Hiatus until August 5

This blog will be going on hiatus until August 5, as I take care of some delightful life developments.

This space filler is here for happy reasons.

Friday, July 8, 2016

Monsieur Scaley Fang McLeatherskin, the Sneak

If you're ever in a horror movie, avoid the long grass.
Yes, even if the creatures you see appear harmless and cute.
In practically every horror monster movie I've seen, the monster has snuck up on side characters and then devoured them. It's one of the tropes of the genre, a monster eating a redshirt to show how awful the monster is.

Sure, sometimes the sneaking occurs in a city, or in the halls of a spaceship, or in a forest, or in long grass, or the halls of an old mansion. Sometimes it ends with a chase. But it always ends in a snack for Monsieur Scaley Fang McLeatherskin. (Or Madame if there's a sequel; Monsieur can't lay eggs, after all!)

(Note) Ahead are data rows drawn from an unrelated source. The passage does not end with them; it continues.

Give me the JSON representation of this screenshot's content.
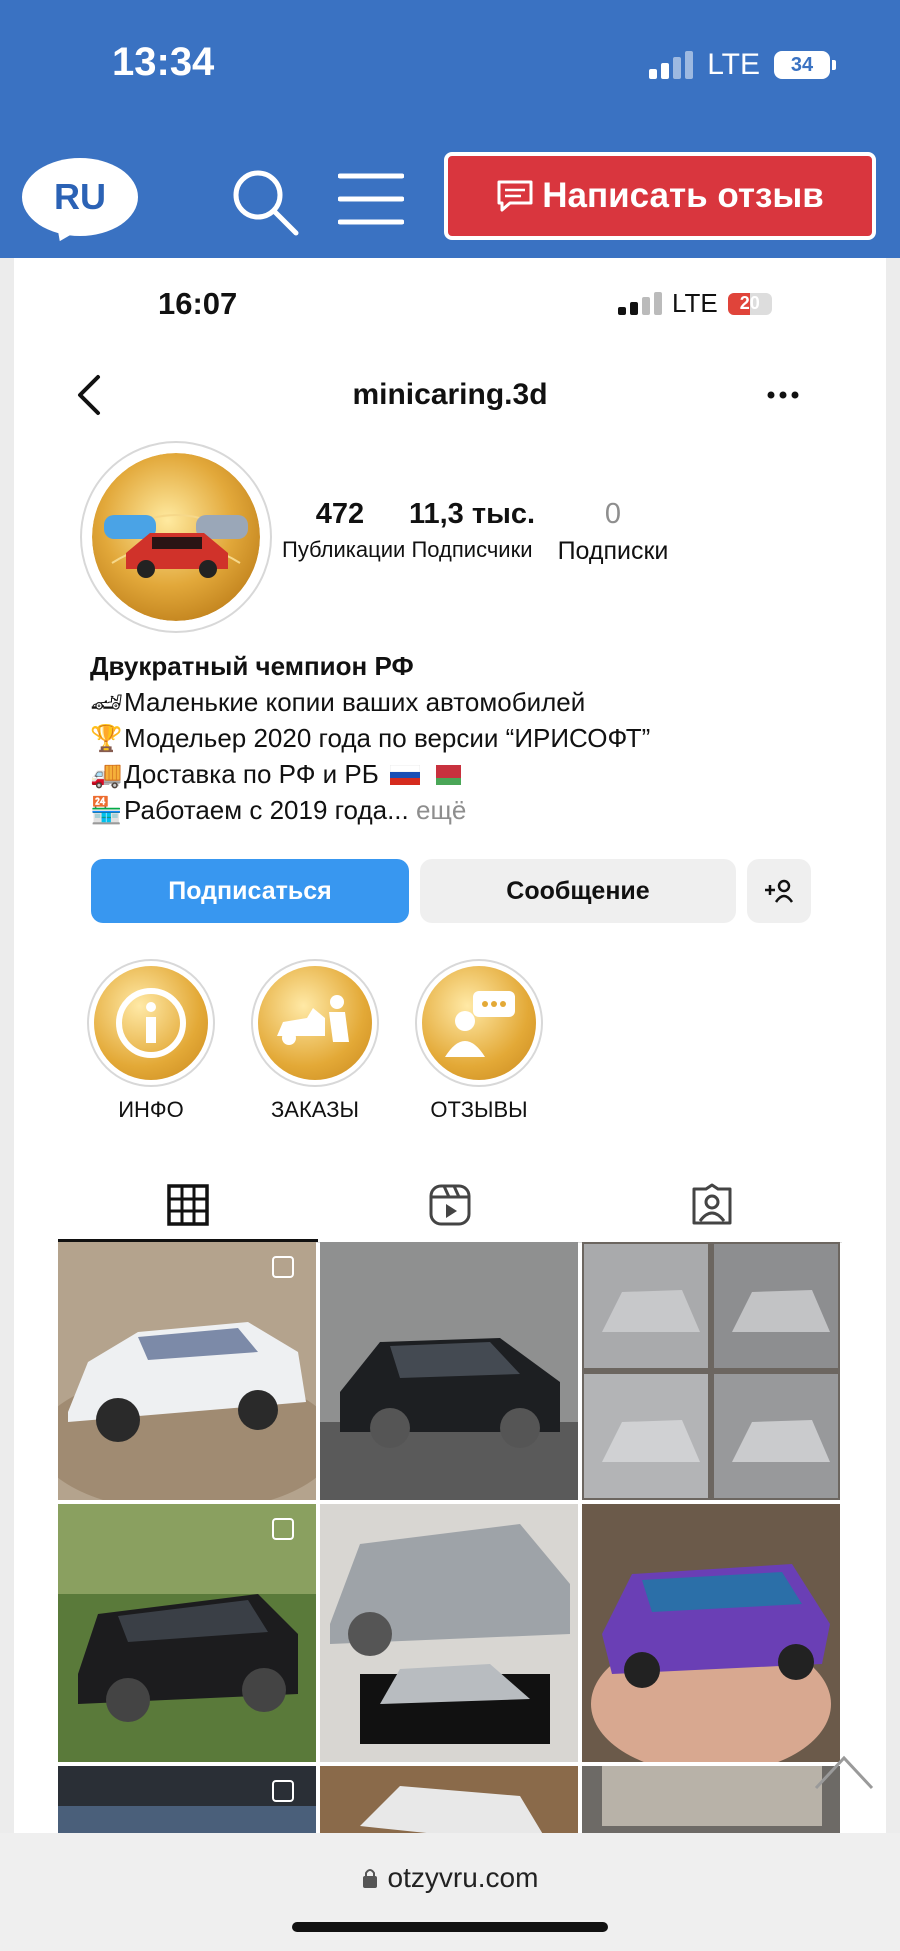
{
  "outer_status": {
    "time": "13:34",
    "network": "LTE",
    "battery": "34"
  },
  "site_header": {
    "logo": "RU",
    "review_button": "Написать отзыв"
  },
  "inner_status": {
    "time": "16:07",
    "network": "LTE",
    "battery": "20"
  },
  "profile": {
    "username": "minicaring.3d",
    "stats": [
      {
        "value": "472",
        "label": "Публикации"
      },
      {
        "value": "11,3 тыс.",
        "label": "Подписчики"
      },
      {
        "value": "0",
        "label": "Подписки"
      }
    ],
    "bio_name": "Двукратный чемпион РФ",
    "bio_lines": [
      "Маленькие копии ваших автомобилей",
      "Модельер 2020 года по версии “ИРИСОФТ”",
      "Доставка по РФ и РБ",
      "Работаем с 2019 года..."
    ],
    "bio_more": "ещё",
    "follow_button": "Подписаться",
    "message_button": "Сообщение"
  },
  "highlights": [
    {
      "label": "ИНФО",
      "icon": "info-icon"
    },
    {
      "label": "ЗАКАЗЫ",
      "icon": "car-repair-icon"
    },
    {
      "label": "ОТЗЫВЫ",
      "icon": "review-person-icon"
    }
  ],
  "tabs": [
    "grid-icon",
    "reels-icon",
    "tagged-icon"
  ],
  "posts": [
    {
      "desc": "white Lexus model on wood stump",
      "colors": [
        "#b4a38d",
        "#eef0f2"
      ]
    },
    {
      "desc": "black sedan model",
      "colors": [
        "#8f9090",
        "#1d1f22"
      ]
    },
    {
      "desc": "silver Skyline collage",
      "colors": [
        "#a9aaac",
        "#6c6660"
      ]
    },
    {
      "desc": "black Audi wagon model in grass",
      "colors": [
        "#5a7a3a",
        "#1c1c1e"
      ]
    },
    {
      "desc": "silver BMW coupe with model",
      "colors": [
        "#d8d6d2",
        "#9ea3a8"
      ]
    },
    {
      "desc": "purple chameleon Skyline in hand",
      "colors": [
        "#6b5a4a",
        "#6a3fb5"
      ]
    },
    {
      "desc": "car model",
      "colors": [
        "#4a5f7a",
        "#2a2f36"
      ]
    },
    {
      "desc": "white car model",
      "colors": [
        "#8a6a4a",
        "#e8e8e8"
      ]
    },
    {
      "desc": "car model",
      "colors": [
        "#6d6a66",
        "#b8b2a8"
      ]
    }
  ],
  "browser": {
    "url": "otzyvru.com"
  },
  "colors": {
    "header_blue": "#3a72c2",
    "review_red": "#d9363e",
    "follow_blue": "#3897f0"
  }
}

Have you ever written or read or seen a version of this trope that feels entirely different and new? What made it unique?

Would a monster movie without this trope have as much impact, or are there other ways to create monster horror without having the monster kill a redshirt character?

Friday, July 1, 2016

Timelines--do you use them?

When watching CSI shows, they usually have a murderboard, with a timeline that gets filled in as the investigators discover more info about the victim's last days.

It's interesting to watch, but also reminds me of making timelines for my writing. When lots of things are going on at once, I find it helpful to make a timeline to keep track of what's happening, when. I even make them for pre-story events, which is useful for keeping track of birthdays, how old characters were when certain things happened, etc. I tend to be more a pantser, which makes it even more important to be able to see when things happen, so I don't cross storylines by accident. But even when plotting it's a useful way to keep dates straight.

When you're planning stories, do you ever make timelines?